To remember Dmitry Rogozin, the “talented” head of the Soviet Russian space industry, who is famous for screwing up tweeting a lot, let’s see who is really dominating space now. And the infographic from the site Visual Capitalist will help us in this.

Since the beginning of the space age, humanity has sent about 11,000 man-made objects into near-space, that is, into various orbits around the Earth. It so happened that during the Cold War, more satellites were launched by the USSR and they were mainly of military purpose. As a result of this not very reliable and very limited in terms of functionality scrap metal, the USSR dominated both in terms of the number of space launches and the number of objects (albeit dead ones) in near-Earth space not only throughout the 1970s and 1980s, but also by inertia in the 1990s those and even 2000-2010.

The situation changed in 2014. Firstly, Elon Musk’s reusable SpaceX Falcon 9 began regular flights, and secondly, it was then that Russia became toxic, so the number of customers for Russian rockets fell, and the generous sanctions began their slow but destructive effect on Russian space. In 2018, the “talented manager” and trampolinist Dmitry Rogozin joined the destruction of the Russian space industry. The number of launches of Russian rockets began to drop rapidly, while the Falcon 9 launched dozens of small satellites into orbit in one launch.

Space race 2.0: winners and losers (in memory of Rogozin)

As of the end of 2021, there are 4,852 operational satellites in Earth orbit, 2,944 of which, i.e. more than 60%, belong to the United States. Of the nearly 3,000 American satellites: 2,516 are commercial devices of various companies, 230 have a military purpose, 168 belong to the government, and another 30 belong to various public organizations.

If you count all the objects launched into space since 1957, then starting from 2019, the first place is occupied by the USA – 5,534 satellites, the second – the USSR/Russia – 3,611 objects. The third is China. Given China’s plans to deploy an array of 13,000 navigation and communications satellites by 2026, they will push Russia even lower very soon.

As for space debris, according to NASA report there are about 27,000 pieces tracked by the US Department of Defense’s Space Surveillance Network (SSN). It is clear that the Russians littered more than others in the near space, both with non-working old satellites and tests of space weapons.

Space race 2.0: winners and losers (in memory of Rogozin)

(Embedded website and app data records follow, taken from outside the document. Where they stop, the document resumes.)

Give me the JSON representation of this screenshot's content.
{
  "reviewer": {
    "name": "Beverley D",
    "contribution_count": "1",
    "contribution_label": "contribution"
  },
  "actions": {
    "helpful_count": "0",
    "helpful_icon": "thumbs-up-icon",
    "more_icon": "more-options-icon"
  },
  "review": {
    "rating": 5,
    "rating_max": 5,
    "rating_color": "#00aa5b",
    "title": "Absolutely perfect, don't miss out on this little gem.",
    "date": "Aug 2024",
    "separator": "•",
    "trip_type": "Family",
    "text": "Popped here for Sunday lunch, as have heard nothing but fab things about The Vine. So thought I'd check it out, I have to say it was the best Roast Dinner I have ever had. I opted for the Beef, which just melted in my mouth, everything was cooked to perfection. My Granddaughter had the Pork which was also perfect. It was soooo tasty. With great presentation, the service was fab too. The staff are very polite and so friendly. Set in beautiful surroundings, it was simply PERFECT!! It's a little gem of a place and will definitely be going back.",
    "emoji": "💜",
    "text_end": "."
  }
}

If for some reason you think that Russia can still fight back (no), then just look at statistics of space launches of the first half of 2022: USA – 45 launches (43 successful); China – 23 launches (22 successful); Russia – 10 launches (conditionally 10 successful, although in reality only 9). SpaceX alone has conducted 30 launches (all 30 successful), three times more than the “great space power”.

Moreover, Russia recently announced the withdrawal of almost the entire scientific space program, Russian space, or rather what is left of it, will serve only the military. Well, about this… Russia’s attempts to indirectly buy space images of the territory of Ukraine from Western companies indicate that the Russians are also doing very badly with surveillance satellites.

We do not know who will win the space race 2.0 – the USA or China, but we know for sure who has already lost – Russia. And if you think that with the resignation of Dmitry Rogozin, things will go better at Roscosmos… then we draw your attention to the fact that his successor, Yuri Borisov, in 2012-2018 held the position of Deputy Minister of Defense of the Russian Federation, and since 2018 replaced Rogozin in the case of embezzlement of the military industry of Russia. That is, all those “no analogues” Russian wunderwaffles that got lost on the way to the war are his merit.

Only decline and destruction awaits Russian Federation. We hope, like the entire Russian Federation.